keeping it warm —a small room a stove, the iron pot covered with a ceiling
used to a door that opens and closes for no reason at all
collects what's around left out for good luck then winter
—even in the cold you sleep on this kitchen floor with its invisible nails
and creaking side to side the way the sun is struck one morning to the next
then back after the burial —a clear advantage —you don't give the sun a chance
let it burn as the faint scent from oak flooring —you have to make it work.
* These petals taking command, the flower pinned down and the work stops –your breath dragged back
where it's safe and in your lungs hides the way each sky is named after the word for stone
for this small grave each Spring the dirt adds to till suddenly you are full height, your lips
defending you against the cold waiting it out in your mouth –they too want you to talk
to call them by name say what they sound like turning away, alone, alone and alone.
* Both hands and this ink the way the dead are sheltered –you fill the pen
with slowly behind loosen those tiny stones you still drink from :you write
as if this shovel had carried away the Earth into moonlight where mourners
appear underneath your fingertips as words and rain and lips –there’s always a first time
–the ink would overflow rush through the lines left helpless on this page
–you hold on –why not! –already a fountain digging for the sky
its unfinished grave and every evening is an everywhere her heartbeat.
* Lifted too close this leaf fastens on your sleeve and dries —it must know why one ear hears sooner than the other forces you to turn and climb till there's nothing left to lose, the sun worthless, the air limping, poisonous
—you hold in your arm what every tree finds too heavy throws out and even in winter you pick up from there crumple your fingers till their bones want to live at the bottom but only one recognizes oak from when the moon fills up the sea drop by drop and your knuckles pounding against each other.
* You lean against the way each evening fills this sink waist-deep though the dirt smells from seaweed
and graveyard marble —the splash worn down, one faucet abandoned the other gathers branches
from just stone and rainfall —by morning these leaves will lift a hand to your face
—you drain the weatherbeaten the mouthfuls and slowly the mud caresses your throat —you go

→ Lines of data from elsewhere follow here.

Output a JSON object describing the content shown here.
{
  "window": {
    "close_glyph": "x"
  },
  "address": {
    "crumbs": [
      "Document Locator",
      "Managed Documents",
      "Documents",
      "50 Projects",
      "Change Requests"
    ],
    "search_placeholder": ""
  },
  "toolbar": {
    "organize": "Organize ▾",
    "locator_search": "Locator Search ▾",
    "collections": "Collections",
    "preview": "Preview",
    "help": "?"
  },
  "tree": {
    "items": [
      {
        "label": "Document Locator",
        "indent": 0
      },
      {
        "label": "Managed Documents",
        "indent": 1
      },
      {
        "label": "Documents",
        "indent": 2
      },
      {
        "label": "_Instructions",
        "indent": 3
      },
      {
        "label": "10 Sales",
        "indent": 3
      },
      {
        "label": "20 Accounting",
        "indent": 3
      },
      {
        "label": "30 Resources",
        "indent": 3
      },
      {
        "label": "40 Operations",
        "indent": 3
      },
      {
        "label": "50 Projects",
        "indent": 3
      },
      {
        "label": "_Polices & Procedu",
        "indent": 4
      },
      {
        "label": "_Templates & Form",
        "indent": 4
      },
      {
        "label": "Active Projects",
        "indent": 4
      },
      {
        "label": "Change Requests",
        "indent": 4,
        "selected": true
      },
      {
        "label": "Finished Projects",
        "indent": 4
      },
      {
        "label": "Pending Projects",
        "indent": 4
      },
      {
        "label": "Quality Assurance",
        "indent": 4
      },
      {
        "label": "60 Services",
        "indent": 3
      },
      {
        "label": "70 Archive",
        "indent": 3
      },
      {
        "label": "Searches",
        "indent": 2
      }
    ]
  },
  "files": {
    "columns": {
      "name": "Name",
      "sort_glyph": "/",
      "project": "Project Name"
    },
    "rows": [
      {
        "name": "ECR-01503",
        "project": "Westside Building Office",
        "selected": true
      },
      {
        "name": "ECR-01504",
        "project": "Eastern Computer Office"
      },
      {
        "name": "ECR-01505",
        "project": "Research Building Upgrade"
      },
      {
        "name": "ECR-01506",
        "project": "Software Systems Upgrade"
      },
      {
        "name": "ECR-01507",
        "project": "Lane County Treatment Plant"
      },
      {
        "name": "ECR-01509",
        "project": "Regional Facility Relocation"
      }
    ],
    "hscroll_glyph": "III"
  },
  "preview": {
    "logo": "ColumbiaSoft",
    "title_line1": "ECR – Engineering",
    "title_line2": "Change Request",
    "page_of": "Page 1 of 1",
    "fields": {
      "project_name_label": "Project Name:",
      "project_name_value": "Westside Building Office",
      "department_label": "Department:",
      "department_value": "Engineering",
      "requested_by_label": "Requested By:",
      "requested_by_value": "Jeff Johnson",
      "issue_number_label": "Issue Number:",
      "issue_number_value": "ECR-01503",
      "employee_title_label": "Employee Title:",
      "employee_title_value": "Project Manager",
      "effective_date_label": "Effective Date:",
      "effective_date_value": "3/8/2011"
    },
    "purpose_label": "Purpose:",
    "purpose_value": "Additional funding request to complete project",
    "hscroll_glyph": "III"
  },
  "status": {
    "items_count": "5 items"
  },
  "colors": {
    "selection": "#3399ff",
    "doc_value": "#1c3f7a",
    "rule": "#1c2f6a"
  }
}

shaved and the gravel path sticks to your skin, flowing half shovel, half trembling.
Simon Perchik’s poetry has also appeared in Partisan Review, The Nation, The New Yorker and elsewhere.